*Task directions*
Copy out each line of the listing below that contains the word "JSON".

-- Opening Marker --

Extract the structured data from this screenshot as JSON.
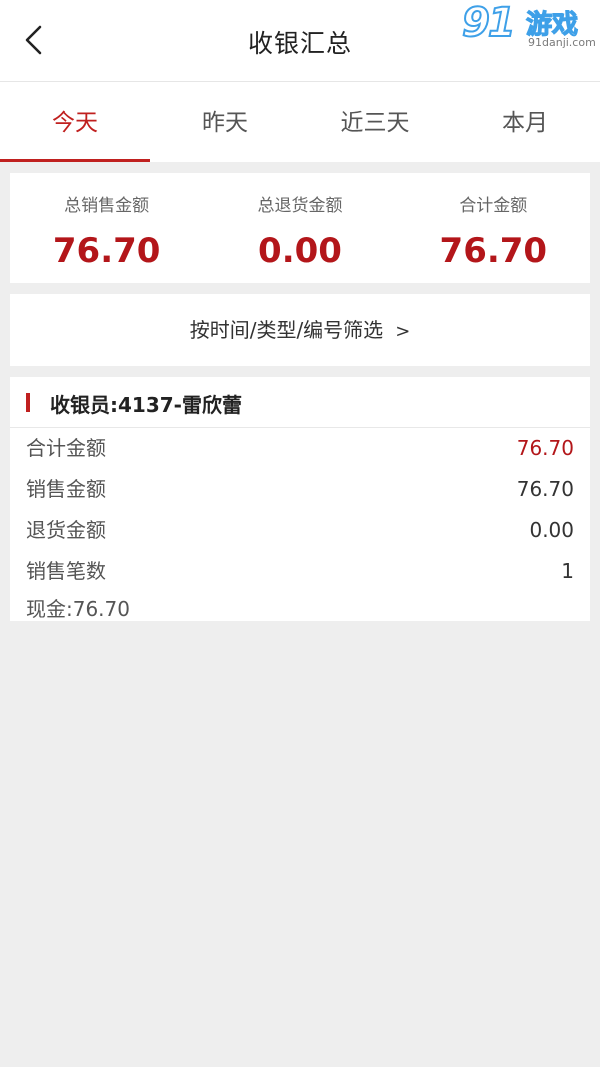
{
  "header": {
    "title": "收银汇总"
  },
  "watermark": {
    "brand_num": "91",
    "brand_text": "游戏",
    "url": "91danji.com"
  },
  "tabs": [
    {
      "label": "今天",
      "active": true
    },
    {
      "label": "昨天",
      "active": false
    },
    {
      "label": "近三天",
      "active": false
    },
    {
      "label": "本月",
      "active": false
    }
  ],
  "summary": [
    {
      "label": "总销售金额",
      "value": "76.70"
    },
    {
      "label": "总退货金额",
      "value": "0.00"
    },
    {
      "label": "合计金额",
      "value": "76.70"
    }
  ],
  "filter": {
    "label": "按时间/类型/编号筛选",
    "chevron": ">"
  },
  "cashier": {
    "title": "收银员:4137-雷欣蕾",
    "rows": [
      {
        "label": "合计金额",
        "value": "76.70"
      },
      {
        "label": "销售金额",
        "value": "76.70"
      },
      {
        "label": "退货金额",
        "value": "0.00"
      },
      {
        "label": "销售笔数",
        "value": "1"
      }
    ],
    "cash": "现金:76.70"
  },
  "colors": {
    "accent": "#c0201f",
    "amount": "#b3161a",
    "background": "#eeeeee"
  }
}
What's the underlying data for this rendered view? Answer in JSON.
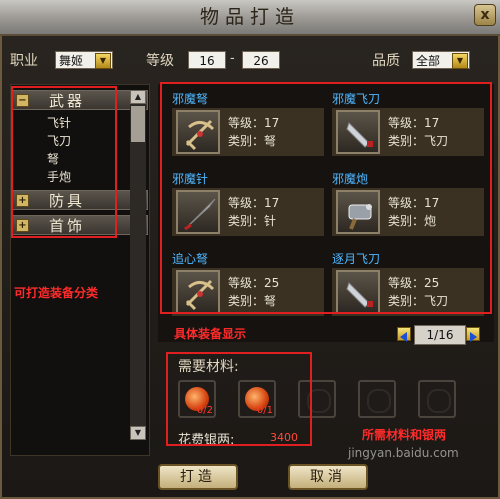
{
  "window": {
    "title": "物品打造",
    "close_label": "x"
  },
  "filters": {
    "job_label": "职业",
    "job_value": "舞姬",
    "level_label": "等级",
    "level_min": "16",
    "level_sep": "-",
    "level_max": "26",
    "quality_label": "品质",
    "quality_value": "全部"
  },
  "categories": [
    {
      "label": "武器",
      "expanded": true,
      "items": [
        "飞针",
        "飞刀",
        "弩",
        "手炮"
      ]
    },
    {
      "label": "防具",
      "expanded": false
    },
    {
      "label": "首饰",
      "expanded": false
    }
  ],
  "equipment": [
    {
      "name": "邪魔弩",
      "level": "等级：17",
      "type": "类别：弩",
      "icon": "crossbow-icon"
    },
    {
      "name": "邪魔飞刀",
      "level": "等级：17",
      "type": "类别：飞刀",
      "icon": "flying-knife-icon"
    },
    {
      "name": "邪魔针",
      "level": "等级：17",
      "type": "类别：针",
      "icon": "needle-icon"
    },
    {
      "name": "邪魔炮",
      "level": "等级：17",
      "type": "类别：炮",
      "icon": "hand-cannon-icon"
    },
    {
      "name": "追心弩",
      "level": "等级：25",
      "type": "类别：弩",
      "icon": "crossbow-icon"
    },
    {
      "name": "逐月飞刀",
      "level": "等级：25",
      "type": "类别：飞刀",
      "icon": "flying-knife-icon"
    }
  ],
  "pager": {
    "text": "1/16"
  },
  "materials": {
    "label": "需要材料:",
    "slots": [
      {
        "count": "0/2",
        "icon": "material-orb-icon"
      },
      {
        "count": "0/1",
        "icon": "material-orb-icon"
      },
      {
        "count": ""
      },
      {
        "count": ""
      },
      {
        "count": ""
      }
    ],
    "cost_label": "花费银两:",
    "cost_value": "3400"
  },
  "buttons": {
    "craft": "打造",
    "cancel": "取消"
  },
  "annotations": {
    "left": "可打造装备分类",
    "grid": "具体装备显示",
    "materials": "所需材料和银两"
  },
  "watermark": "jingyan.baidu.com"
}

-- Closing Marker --

*Answer to the exercise*
Extract the structured data from this screenshot as JSON.
What's the underlying data for this rendered view? Answer in JSON.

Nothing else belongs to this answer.